[EXTRACTED DATA]

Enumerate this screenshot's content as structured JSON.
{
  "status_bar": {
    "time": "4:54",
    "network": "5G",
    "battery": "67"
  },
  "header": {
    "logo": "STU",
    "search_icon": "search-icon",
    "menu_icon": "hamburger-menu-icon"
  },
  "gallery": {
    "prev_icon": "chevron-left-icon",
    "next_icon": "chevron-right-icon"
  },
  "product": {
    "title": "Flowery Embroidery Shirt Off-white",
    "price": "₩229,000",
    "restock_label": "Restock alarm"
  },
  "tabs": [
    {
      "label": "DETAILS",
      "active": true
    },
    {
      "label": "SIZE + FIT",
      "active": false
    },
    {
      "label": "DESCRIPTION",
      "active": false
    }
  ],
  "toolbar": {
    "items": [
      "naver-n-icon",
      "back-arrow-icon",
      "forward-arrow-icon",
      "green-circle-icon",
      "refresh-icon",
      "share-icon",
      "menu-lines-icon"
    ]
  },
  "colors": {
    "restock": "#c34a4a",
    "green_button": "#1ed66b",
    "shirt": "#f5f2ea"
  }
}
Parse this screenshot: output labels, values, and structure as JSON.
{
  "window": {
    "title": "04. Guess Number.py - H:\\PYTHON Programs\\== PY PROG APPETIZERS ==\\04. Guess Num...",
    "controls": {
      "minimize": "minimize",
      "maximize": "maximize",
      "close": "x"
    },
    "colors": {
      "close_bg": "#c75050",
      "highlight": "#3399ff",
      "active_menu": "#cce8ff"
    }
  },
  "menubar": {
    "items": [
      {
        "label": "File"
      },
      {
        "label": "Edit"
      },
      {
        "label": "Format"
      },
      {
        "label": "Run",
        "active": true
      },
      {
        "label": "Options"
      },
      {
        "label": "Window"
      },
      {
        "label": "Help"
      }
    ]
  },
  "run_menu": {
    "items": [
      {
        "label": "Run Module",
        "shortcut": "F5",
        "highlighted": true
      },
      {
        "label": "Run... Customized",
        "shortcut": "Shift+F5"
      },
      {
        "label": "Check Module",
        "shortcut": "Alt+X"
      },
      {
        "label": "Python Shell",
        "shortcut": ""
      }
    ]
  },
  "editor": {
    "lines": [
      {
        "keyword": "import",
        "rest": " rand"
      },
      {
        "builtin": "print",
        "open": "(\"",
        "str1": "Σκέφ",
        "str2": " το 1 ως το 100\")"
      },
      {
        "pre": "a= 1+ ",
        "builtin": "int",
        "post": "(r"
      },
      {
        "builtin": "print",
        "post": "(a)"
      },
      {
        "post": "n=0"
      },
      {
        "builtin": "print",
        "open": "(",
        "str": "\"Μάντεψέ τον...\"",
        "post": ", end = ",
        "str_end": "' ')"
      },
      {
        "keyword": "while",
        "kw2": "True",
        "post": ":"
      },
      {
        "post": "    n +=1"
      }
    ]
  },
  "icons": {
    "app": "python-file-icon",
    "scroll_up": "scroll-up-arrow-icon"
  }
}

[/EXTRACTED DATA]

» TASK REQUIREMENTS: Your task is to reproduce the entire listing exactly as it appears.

» ANSWER TO THIS EXERCISE:
Enumerate this screenshot's content as structured JSON.
{
  "status_bar": {
    "time": "4:54",
    "network": "5G",
    "battery": "67"
  },
  "header": {
    "logo": "STU",
    "search_icon": "search-icon",
    "menu_icon": "hamburger-menu-icon"
  },
  "gallery": {
    "prev_icon": "chevron-left-icon",
    "next_icon": "chevron-right-icon"
  },
  "product": {
    "title": "Flowery Embroidery Shirt Off-white",
    "price": "₩229,000",
    "restock_label": "Restock alarm"
  },
  "tabs": [
    {
      "label": "DETAILS",
      "active": true
    },
    {
      "label": "SIZE + FIT",
      "active": false
    },
    {
      "label": "DESCRIPTION",
      "active": false
    }
  ],
  "toolbar": {
    "items": [
      "naver-n-icon",
      "back-arrow-icon",
      "forward-arrow-icon",
      "green-circle-icon",
      "refresh-icon",
      "share-icon",
      "menu-lines-icon"
    ]
  },
  "colors": {
    "restock": "#c34a4a",
    "green_button": "#1ed66b",
    "shirt": "#f5f2ea"
  }
}
Parse this screenshot: output labels, values, and structure as JSON.
{
  "window": {
    "title": "04. Guess Number.py - H:\\PYTHON Programs\\== PY PROG APPETIZERS ==\\04. Guess Num...",
    "controls": {
      "minimize": "minimize",
      "maximize": "maximize",
      "close": "x"
    },
    "colors": {
      "close_bg": "#c75050",
      "highlight": "#3399ff",
      "active_menu": "#cce8ff"
    }
  },
  "menubar": {
    "items": [
      {
        "label": "File"
      },
      {
        "label": "Edit"
      },
      {
        "label": "Format"
      },
      {
        "label": "Run",
        "active": true
      },
      {
        "label": "Options"
      },
      {
        "label": "Window"
      },
      {
        "label": "Help"
      }
    ]
  },
  "run_menu": {
    "items": [
      {
        "label": "Run Module",
        "shortcut": "F5",
        "highlighted": true
      },
      {
        "label": "Run... Customized",
        "shortcut": "Shift+F5"
      },
      {
        "label": "Check Module",
        "shortcut": "Alt+X"
      },
      {
        "label": "Python Shell",
        "shortcut": ""
      }
    ]
  },
  "editor": {
    "lines": [
      {
        "keyword": "import",
        "rest": " rand"
      },
      {
        "builtin": "print",
        "open": "(\"",
        "str1": "Σκέφ",
        "str2": " το 1 ως το 100\")"
      },
      {
        "pre": "a= 1+ ",
        "builtin": "int",
        "post": "(r"
      },
      {
        "builtin": "print",
        "post": "(a)"
      },
      {
        "post": "n=0"
      },
      {
        "builtin": "print",
        "open": "(",
        "str": "\"Μάντεψέ τον...\"",
        "post": ", end = ",
        "str_end": "' ')"
      },
      {
        "keyword": "while",
        "kw2": "True",
        "post": ":"
      },
      {
        "post": "    n +=1"
      }
    ]
  },
  "icons": {
    "app": "python-file-icon",
    "scroll_up": "scroll-up-arrow-icon"
  }
}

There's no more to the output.